family member's financial interest in it; the appointing authority
may then, in writing, authorize the official to take the action
because the financial interest "is not so substantial as to be
deemed likely to affect the integrity of the services which the
municipality may expect" from the official.

You have asserted that you, in effect, conformed with the spirit
(although not the letter) of this disclosure procedure. Our inquiry
indicated that you did inform, albeit informally, many (perhaps a
majority) of the city councilors, your appointing authority, and
the mayor before you appointed your brother Ralph initially.
Because of this, the Commission has decided that this case does not
warrant the initiation of formal adjudicatory proceedings. Rather,
the Commission has determined that a public enforcement letter is
appropriate and that your brother should resign as chief deputy tax
collector. Further, you have agreed that you will follow the proper
s. 19(b) disclosure procedure (discussed above) should you decide
you want to appoint him again. Before you appoint him, then, you
must formally inform the Lynn City Council that you propose
appointing your brother as chief deputy and you must disclose to
the council that he will earn fees in the position and thus has a
financial interest in it. Only if a majority of the city council
determines and notifies you, in writing, that your brother's
financial interest in his position is not so substantial as to be
deemed likely to affect the integrity of the services which the
city may expect from you. may you make the appointment.[2] Should
the council make such a determination, you will need to follow this
procedure each year when you resubmit your brother's bond to the
Department of Revenue and thereby, in effect, reappoint him.[3]

You and the city council should also be aware that s.19 applies
not only to appointments but would apply to any matter in which
you, as tax collector, participate and in which your brother has
a financial interest.
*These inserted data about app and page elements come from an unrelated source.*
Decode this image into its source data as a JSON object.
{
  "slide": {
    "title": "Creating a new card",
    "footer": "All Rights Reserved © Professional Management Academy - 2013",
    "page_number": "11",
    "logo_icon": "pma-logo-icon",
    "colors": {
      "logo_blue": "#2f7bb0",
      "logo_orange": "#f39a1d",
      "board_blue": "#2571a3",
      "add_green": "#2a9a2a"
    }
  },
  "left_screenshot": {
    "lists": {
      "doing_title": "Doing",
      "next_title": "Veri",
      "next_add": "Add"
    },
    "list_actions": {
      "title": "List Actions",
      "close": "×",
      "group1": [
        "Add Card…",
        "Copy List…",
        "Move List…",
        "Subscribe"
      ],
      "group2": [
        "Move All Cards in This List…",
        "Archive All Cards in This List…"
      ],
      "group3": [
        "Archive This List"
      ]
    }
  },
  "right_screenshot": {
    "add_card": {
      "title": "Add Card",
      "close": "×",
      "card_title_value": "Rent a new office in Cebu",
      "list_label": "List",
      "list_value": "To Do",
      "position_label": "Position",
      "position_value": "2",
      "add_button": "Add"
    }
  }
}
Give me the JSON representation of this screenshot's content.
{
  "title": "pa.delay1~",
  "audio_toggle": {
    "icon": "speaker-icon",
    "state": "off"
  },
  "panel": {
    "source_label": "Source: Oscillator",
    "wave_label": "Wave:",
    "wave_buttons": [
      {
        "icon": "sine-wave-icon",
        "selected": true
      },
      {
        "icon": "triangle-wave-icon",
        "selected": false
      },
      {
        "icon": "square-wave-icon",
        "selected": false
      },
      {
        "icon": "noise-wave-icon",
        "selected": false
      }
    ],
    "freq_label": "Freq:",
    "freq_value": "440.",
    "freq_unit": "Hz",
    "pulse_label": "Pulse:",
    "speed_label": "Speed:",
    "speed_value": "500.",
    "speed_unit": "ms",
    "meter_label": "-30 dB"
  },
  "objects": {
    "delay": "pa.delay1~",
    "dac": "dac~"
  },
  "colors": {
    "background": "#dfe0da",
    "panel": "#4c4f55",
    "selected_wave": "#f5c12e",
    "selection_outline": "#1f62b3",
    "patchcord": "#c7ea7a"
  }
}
For example, absent an exemption from the
city council, you could violate s.19 if you were involved in
assigning collection cases to your brother or in approving payment
of fees to your deputies.

C. Disposition

Based on its review of this matter, the Commission has
determined that the sending of this letter should be sufficient to
ensure your understanding of, and your future compliance with, the
conflict law. This matter will be closed once we have received
evidence of your brother's resignation. Thank you very much for
your cooperation. If you have any questions, please contact me at


[1] Whether this procedure comports with the reporting
responsibilities of the tax collector set out in G.L c. 60, s.s. 2, 16
is beyond the scope of this letter.

[2] The Commission is aware that, pursuant to s.5 of the Overlay
Deficit Act of 1985. it is the municipality's Chief Financial
Officer who now appoints the tax collector. Since your appointing
authority was the city council, however, and since you became
tenured prior to enactment of the 1985 law, it is the city council
which should make the determination pursuant to s.19(b).

[3] In addition. s. 23, the standards of conduct section of c.
268A, prohibits a public official from acting in a manner which would
cause a reasonable person having knowledge of the relevant
circumstances, to conclude that he is likely to act or fail to act
as a result of someone's kinship. See, s. 23(b)(3). You may run afoul
of this prohibition where your brother is chief deputy by virtue
of your general responsibilities to oversee and supervise the
conduct of the people in your office. The exemption procedure
authorized under s. 19, however, should also serve to resolve any
questions under s. 23(b)(3).

If you do reappoint your brother after receiving city council
approval, you should bear in mind that s. 23 also prohibits a public
official from using or attempting to use his official position to
secure for himself or someone else unwarranted privileges or
exemptions which are of substantial value and which are not
properly available to similarly situated individuals. You must
therefore take care not to treat your brother any better than any
other of your deputy tax collectors.